The money they were going to pay for Kemp’s salary in 2019 is now being paid to other players in 2018. The money to cover that cost has to come from somewhere. It does not magically appear out of thin air. Where it actually comes from is the pool of money that had been budgeted for future salary commitments, so the money that would have been spent in 2019 on Kemp is being spent in 2018 on other players instead. That money will then be gone. You’re wrongly thinking that the money will magically reappear and allow the Braves to double dip, spending that money not only in 2018 but in 2019 as well.

tthetank55
Member
tthetank55

It comes from no longer having Bartolo, Garcia, Dickey, Johnson and Sean Rod on the roster….like I have explained to you…

It doesn’t come from the 2019 roster, it comes from the 2018 budget.

But…you’re too stubborn to understand the reason you’re fighting a war all by yourself…is because you’re very wrong.

forum199
Member
forum199

You are mistaken in equating 2018 salary with 2019 salary. Look at the US tax system; you can’t write off a past year’s business expense from a current income… the Braves write off 30M from their profits in 2018 and save that much in resulting taxes.

If you’re arguing they could have spent the 30M on free agents instead, then they’d have 30M PLUS Kemp’s 21M on the books next year. Instead, for accounting purposes, they created a 30M tax write-off for 2018 (which would save themselves 14-15M).

Basically, they had 30M to spend and instead of spending on middling free agents, they employed it to erase a 21M commitment in 2019. It’s a pretty beneficial accounting maneuver. They get to spend 21M extra on their payroll next year.

Otherwise, if they just sat on their payroll space this year, they’d pay an enormous tax on their profits in 2018, and have 20M less to spend next year. Accordingly, you are not taking into account the millions the Braves save in taxes by this accounting.

defiancy
Member
defiancy
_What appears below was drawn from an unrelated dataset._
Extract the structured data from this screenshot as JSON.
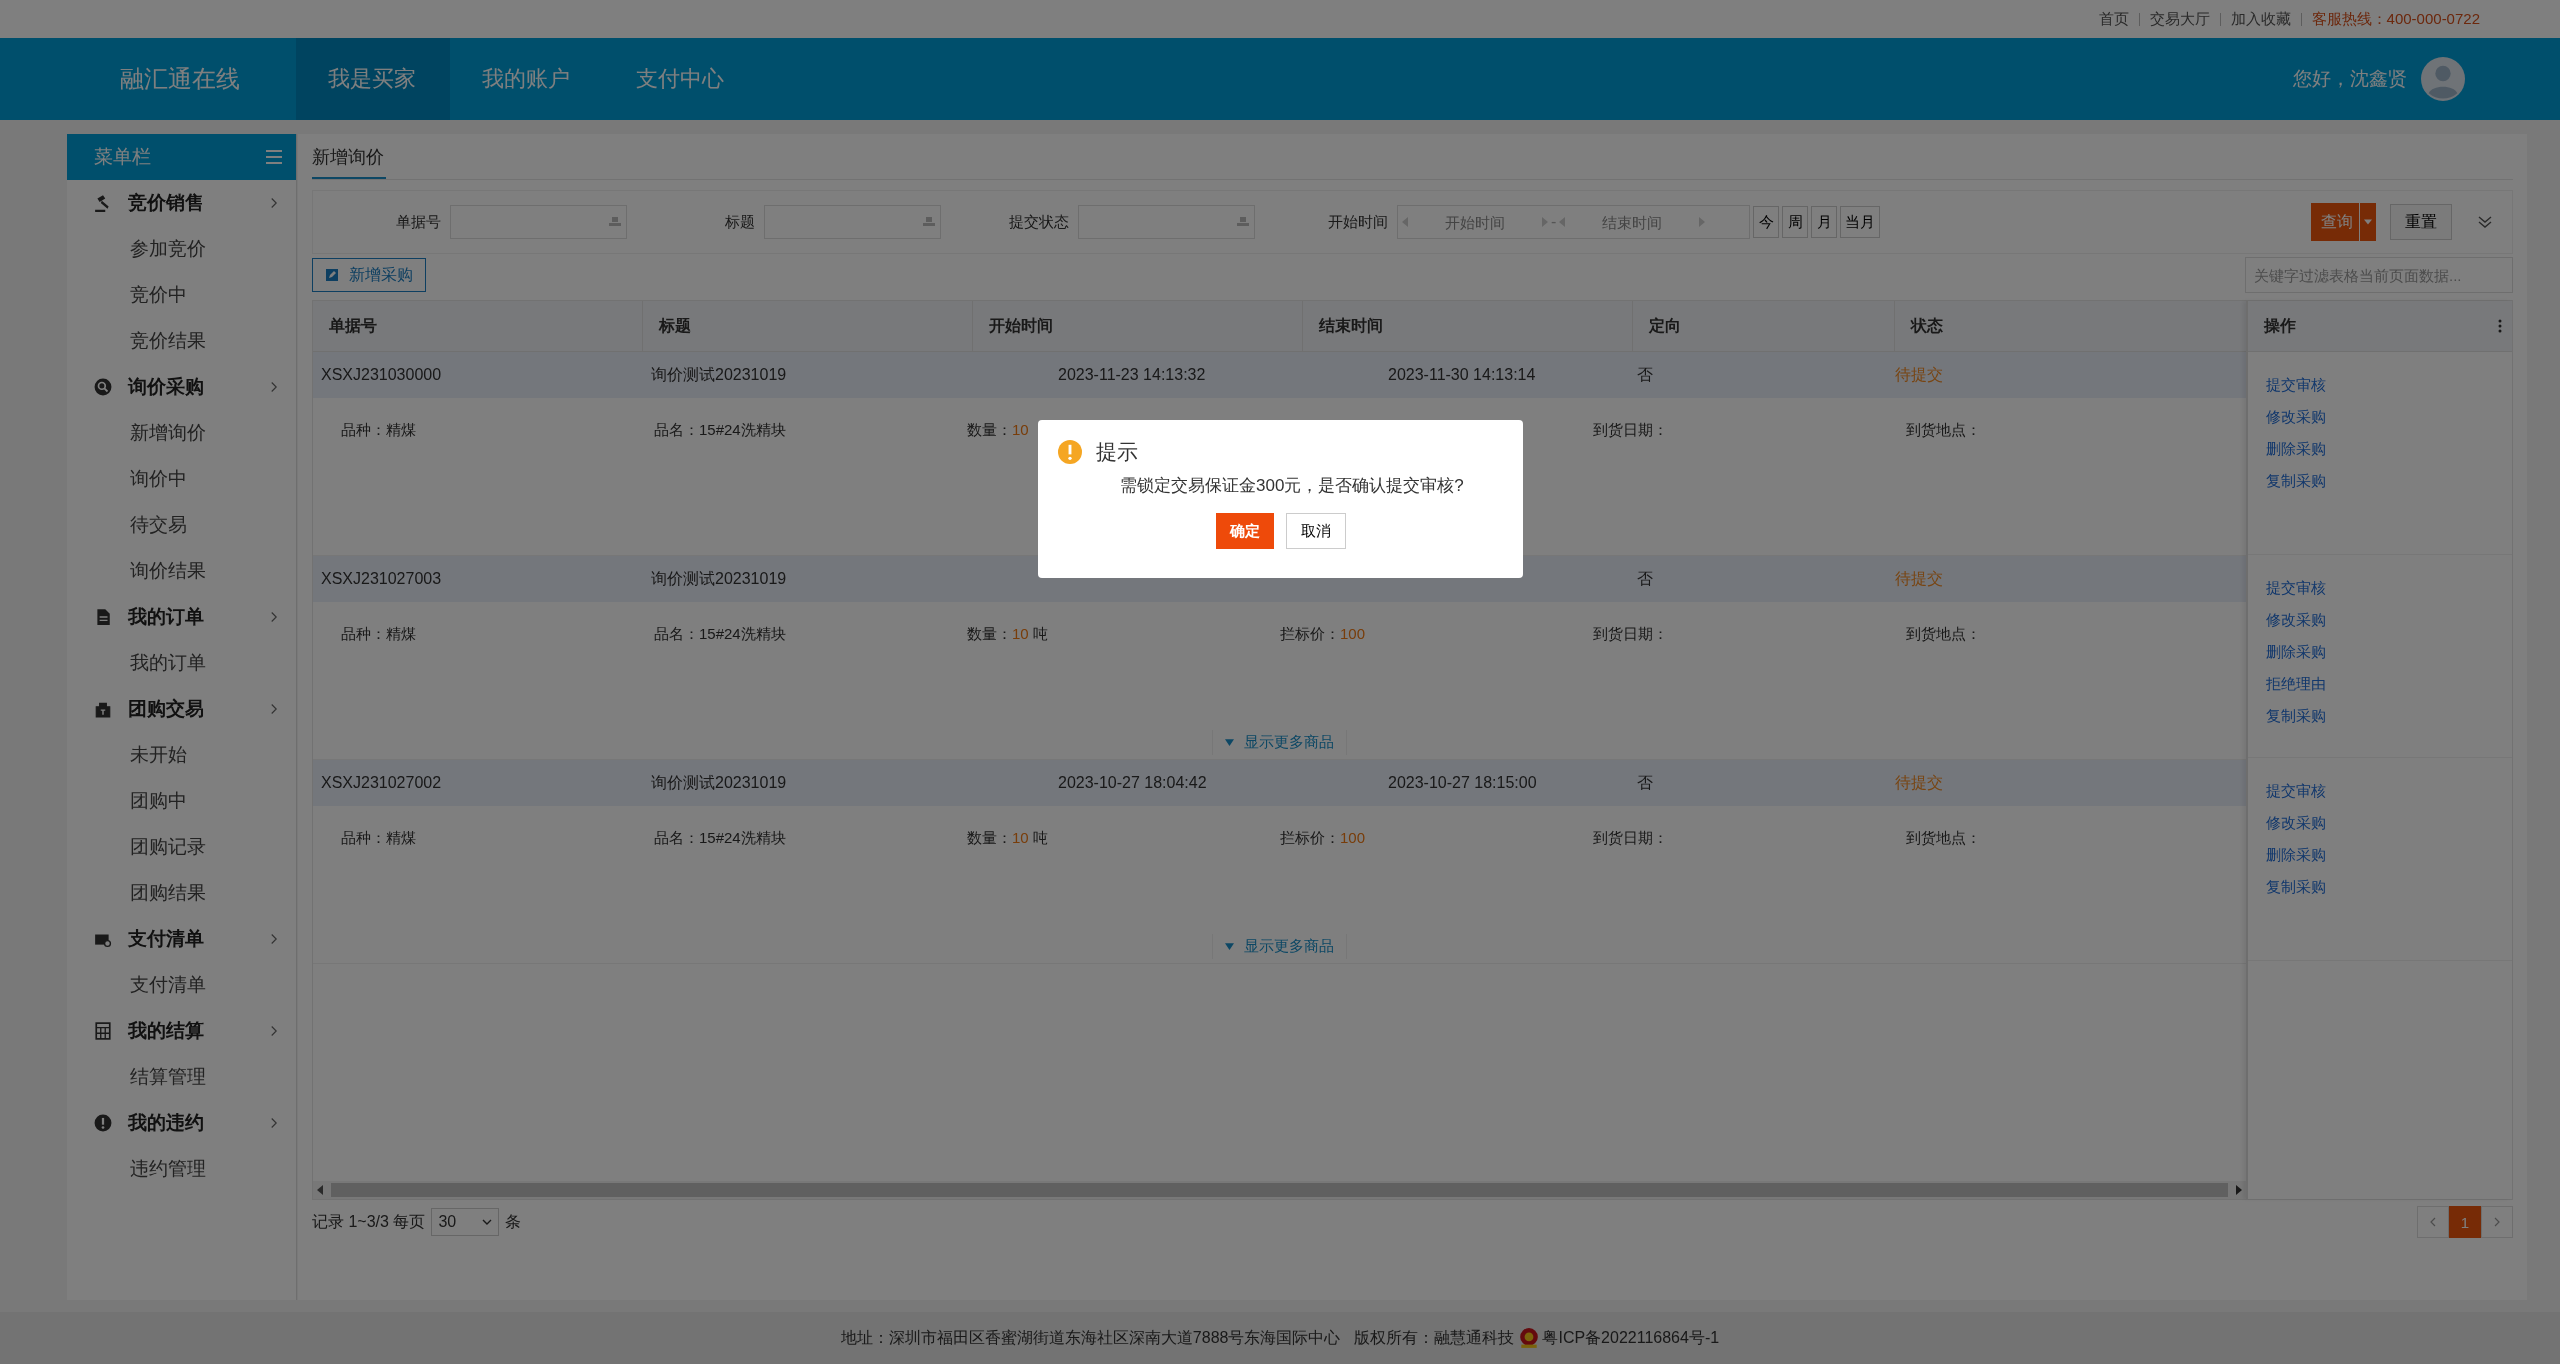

Talking Chop isn’t a bad Braves board either.

old_man
Member
old_man

Tom, are you Fonzy?

Or did he steal this from you?

tthetank55
Member
tthetank55

Not me.